Word for word, repeat everything in the records below except the pictures.

————

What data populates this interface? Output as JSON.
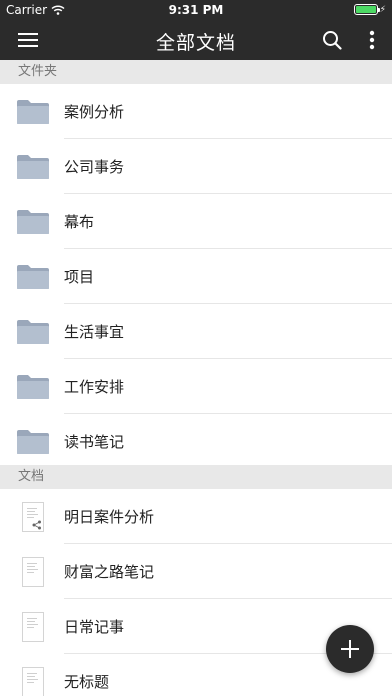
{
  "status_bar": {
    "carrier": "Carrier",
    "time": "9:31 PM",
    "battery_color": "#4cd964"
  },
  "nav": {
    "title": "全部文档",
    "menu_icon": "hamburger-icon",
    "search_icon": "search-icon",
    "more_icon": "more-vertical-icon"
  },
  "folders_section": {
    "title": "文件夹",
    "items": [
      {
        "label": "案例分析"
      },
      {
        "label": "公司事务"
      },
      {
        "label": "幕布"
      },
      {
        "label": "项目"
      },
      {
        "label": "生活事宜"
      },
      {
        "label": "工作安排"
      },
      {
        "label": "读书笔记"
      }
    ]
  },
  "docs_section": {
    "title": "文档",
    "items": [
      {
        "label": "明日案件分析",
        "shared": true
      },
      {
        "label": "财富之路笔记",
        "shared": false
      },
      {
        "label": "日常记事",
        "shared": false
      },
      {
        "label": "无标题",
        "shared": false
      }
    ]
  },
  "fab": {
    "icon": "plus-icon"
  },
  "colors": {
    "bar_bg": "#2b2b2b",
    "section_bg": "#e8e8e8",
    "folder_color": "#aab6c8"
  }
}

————

▶ _RESPONSE TO THE TASK_
What data populates this interface? Output as JSON.
{
  "status_bar": {
    "carrier": "Carrier",
    "time": "9:31 PM",
    "battery_color": "#4cd964"
  },
  "nav": {
    "title": "全部文档",
    "menu_icon": "hamburger-icon",
    "search_icon": "search-icon",
    "more_icon": "more-vertical-icon"
  },
  "folders_section": {
    "title": "文件夹",
    "items": [
      {
        "label": "案例分析"
      },
      {
        "label": "公司事务"
      },
      {
        "label": "幕布"
      },
      {
        "label": "项目"
      },
      {
        "label": "生活事宜"
      },
      {
        "label": "工作安排"
      },
      {
        "label": "读书笔记"
      }
    ]
  },
  "docs_section": {
    "title": "文档",
    "items": [
      {
        "label": "明日案件分析",
        "shared": true
      },
      {
        "label": "财富之路笔记",
        "shared": false
      },
      {
        "label": "日常记事",
        "shared": false
      },
      {
        "label": "无标题",
        "shared": false
      }
    ]
  },
  "fab": {
    "icon": "plus-icon"
  },
  "colors": {
    "bar_bg": "#2b2b2b",
    "section_bg": "#e8e8e8",
    "folder_color": "#aab6c8"
  }
}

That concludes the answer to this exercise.